*** Given records
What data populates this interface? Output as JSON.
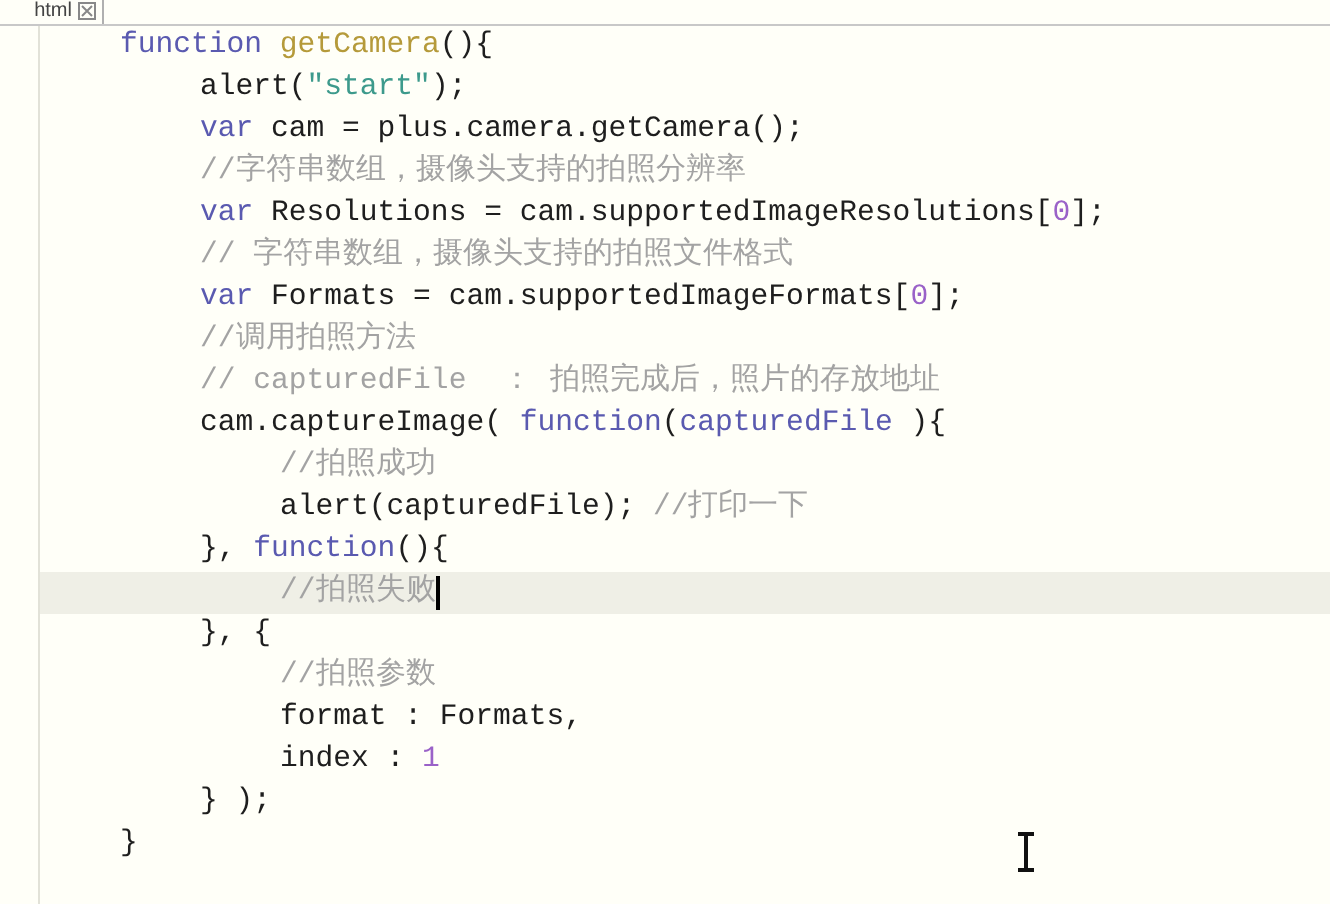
{
  "tab": {
    "label": "html",
    "selected": true
  },
  "lines": [
    {
      "current": false,
      "tokens": [
        {
          "kind": "keyword",
          "text": "function"
        },
        {
          "kind": "name",
          "text": " getCamera"
        },
        {
          "kind": "plain",
          "text": "(){"
        }
      ],
      "children": [
        {
          "current": false,
          "tokens": [
            {
              "kind": "plain",
              "text": "alert("
            },
            {
              "kind": "string",
              "text": "\"start\""
            },
            {
              "kind": "plain",
              "text": ");"
            }
          ]
        },
        {
          "current": false,
          "tokens": [
            {
              "kind": "keyword",
              "text": "var"
            },
            {
              "kind": "plain",
              "text": " cam = plus.camera.getCamera();"
            }
          ]
        },
        {
          "current": false,
          "tokens": [
            {
              "kind": "comment",
              "text": "//字符串数组，摄像头支持的拍照分辨率"
            }
          ]
        },
        {
          "current": false,
          "tokens": [
            {
              "kind": "keyword",
              "text": "var"
            },
            {
              "kind": "plain",
              "text": " Resolutions = cam.supportedImageResolutions["
            },
            {
              "kind": "number",
              "text": "0"
            },
            {
              "kind": "plain",
              "text": "];"
            }
          ]
        },
        {
          "current": false,
          "tokens": [
            {
              "kind": "comment",
              "text": "// 字符串数组，摄像头支持的拍照文件格式"
            }
          ]
        },
        {
          "current": false,
          "tokens": [
            {
              "kind": "keyword",
              "text": "var"
            },
            {
              "kind": "plain",
              "text": " Formats = cam.supportedImageFormats["
            },
            {
              "kind": "number",
              "text": "0"
            },
            {
              "kind": "plain",
              "text": "];"
            }
          ]
        },
        {
          "current": false,
          "tokens": [
            {
              "kind": "comment",
              "text": "//调用拍照方法"
            }
          ]
        },
        {
          "current": false,
          "tokens": [
            {
              "kind": "comment",
              "text": "// capturedFile  ： 拍照完成后，照片的存放地址"
            }
          ]
        },
        {
          "current": false,
          "tokens": [
            {
              "kind": "plain",
              "text": "cam.captureImage( "
            },
            {
              "kind": "keyword",
              "text": "function"
            },
            {
              "kind": "plain",
              "text": "("
            },
            {
              "kind": "param",
              "text": "capturedFile"
            },
            {
              "kind": "plain",
              "text": " ){"
            }
          ],
          "children": [
            {
              "current": false,
              "tokens": [
                {
                  "kind": "comment",
                  "text": "//拍照成功"
                }
              ]
            },
            {
              "current": false,
              "tokens": [
                {
                  "kind": "plain",
                  "text": "alert(capturedFile); "
                },
                {
                  "kind": "comment",
                  "text": "//打印一下"
                }
              ]
            }
          ]
        },
        {
          "current": false,
          "tokens": [
            {
              "kind": "plain",
              "text": "}, "
            },
            {
              "kind": "keyword",
              "text": "function"
            },
            {
              "kind": "plain",
              "text": "(){"
            }
          ],
          "children": [
            {
              "current": true,
              "tokens": [
                {
                  "kind": "comment",
                  "text": "//拍照失败"
                }
              ]
            }
          ]
        },
        {
          "current": false,
          "tokens": [
            {
              "kind": "plain",
              "text": "}, {"
            }
          ],
          "children": [
            {
              "current": false,
              "tokens": [
                {
                  "kind": "comment",
                  "text": "//拍照参数"
                }
              ]
            },
            {
              "current": false,
              "tokens": [
                {
                  "kind": "plain",
                  "text": "format : Formats,"
                }
              ]
            },
            {
              "current": false,
              "tokens": [
                {
                  "kind": "plain",
                  "text": "index : "
                },
                {
                  "kind": "number",
                  "text": "1"
                }
              ]
            }
          ]
        },
        {
          "current": false,
          "tokens": [
            {
              "kind": "plain",
              "text": "} );"
            }
          ]
        }
      ]
    },
    {
      "current": false,
      "tokens": [
        {
          "kind": "plain",
          "text": "}"
        }
      ]
    }
  ]
}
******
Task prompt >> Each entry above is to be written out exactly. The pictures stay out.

Written answer >>
What data populates this interface? Output as JSON.
{
  "tab": {
    "label": "html",
    "selected": true
  },
  "lines": [
    {
      "current": false,
      "tokens": [
        {
          "kind": "keyword",
          "text": "function"
        },
        {
          "kind": "name",
          "text": " getCamera"
        },
        {
          "kind": "plain",
          "text": "(){"
        }
      ],
      "children": [
        {
          "current": false,
          "tokens": [
            {
              "kind": "plain",
              "text": "alert("
            },
            {
              "kind": "string",
              "text": "\"start\""
            },
            {
              "kind": "plain",
              "text": ");"
            }
          ]
        },
        {
          "current": false,
          "tokens": [
            {
              "kind": "keyword",
              "text": "var"
            },
            {
              "kind": "plain",
              "text": " cam = plus.camera.getCamera();"
            }
          ]
        },
        {
          "current": false,
          "tokens": [
            {
              "kind": "comment",
              "text": "//字符串数组，摄像头支持的拍照分辨率"
            }
          ]
        },
        {
          "current": false,
          "tokens": [
            {
              "kind": "keyword",
              "text": "var"
            },
            {
              "kind": "plain",
              "text": " Resolutions = cam.supportedImageResolutions["
            },
            {
              "kind": "number",
              "text": "0"
            },
            {
              "kind": "plain",
              "text": "];"
            }
          ]
        },
        {
          "current": false,
          "tokens": [
            {
              "kind": "comment",
              "text": "// 字符串数组，摄像头支持的拍照文件格式"
            }
          ]
        },
        {
          "current": false,
          "tokens": [
            {
              "kind": "keyword",
              "text": "var"
            },
            {
              "kind": "plain",
              "text": " Formats = cam.supportedImageFormats["
            },
            {
              "kind": "number",
              "text": "0"
            },
            {
              "kind": "plain",
              "text": "];"
            }
          ]
        },
        {
          "current": false,
          "tokens": [
            {
              "kind": "comment",
              "text": "//调用拍照方法"
            }
          ]
        },
        {
          "current": false,
          "tokens": [
            {
              "kind": "comment",
              "text": "// capturedFile  ： 拍照完成后，照片的存放地址"
            }
          ]
        },
        {
          "current": false,
          "tokens": [
            {
              "kind": "plain",
              "text": "cam.captureImage( "
            },
            {
              "kind": "keyword",
              "text": "function"
            },
            {
              "kind": "plain",
              "text": "("
            },
            {
              "kind": "param",
              "text": "capturedFile"
            },
            {
              "kind": "plain",
              "text": " ){"
            }
          ],
          "children": [
            {
              "current": false,
              "tokens": [
                {
                  "kind": "comment",
                  "text": "//拍照成功"
                }
              ]
            },
            {
              "current": false,
              "tokens": [
                {
                  "kind": "plain",
                  "text": "alert(capturedFile); "
                },
                {
                  "kind": "comment",
                  "text": "//打印一下"
                }
              ]
            }
          ]
        },
        {
          "current": false,
          "tokens": [
            {
              "kind": "plain",
              "text": "}, "
            },
            {
              "kind": "keyword",
              "text": "function"
            },
            {
              "kind": "plain",
              "text": "(){"
            }
          ],
          "children": [
            {
              "current": true,
              "tokens": [
                {
                  "kind": "comment",
                  "text": "//拍照失败"
                }
              ]
            }
          ]
        },
        {
          "current": false,
          "tokens": [
            {
              "kind": "plain",
              "text": "}, {"
            }
          ],
          "children": [
            {
              "current": false,
              "tokens": [
                {
                  "kind": "comment",
                  "text": "//拍照参数"
                }
              ]
            },
            {
              "current": false,
              "tokens": [
                {
                  "kind": "plain",
                  "text": "format : Formats,"
                }
              ]
            },
            {
              "current": false,
              "tokens": [
                {
                  "kind": "plain",
                  "text": "index : "
                },
                {
                  "kind": "number",
                  "text": "1"
                }
              ]
            }
          ]
        },
        {
          "current": false,
          "tokens": [
            {
              "kind": "plain",
              "text": "} );"
            }
          ]
        }
      ]
    },
    {
      "current": false,
      "tokens": [
        {
          "kind": "plain",
          "text": "}"
        }
      ]
    }
  ]
}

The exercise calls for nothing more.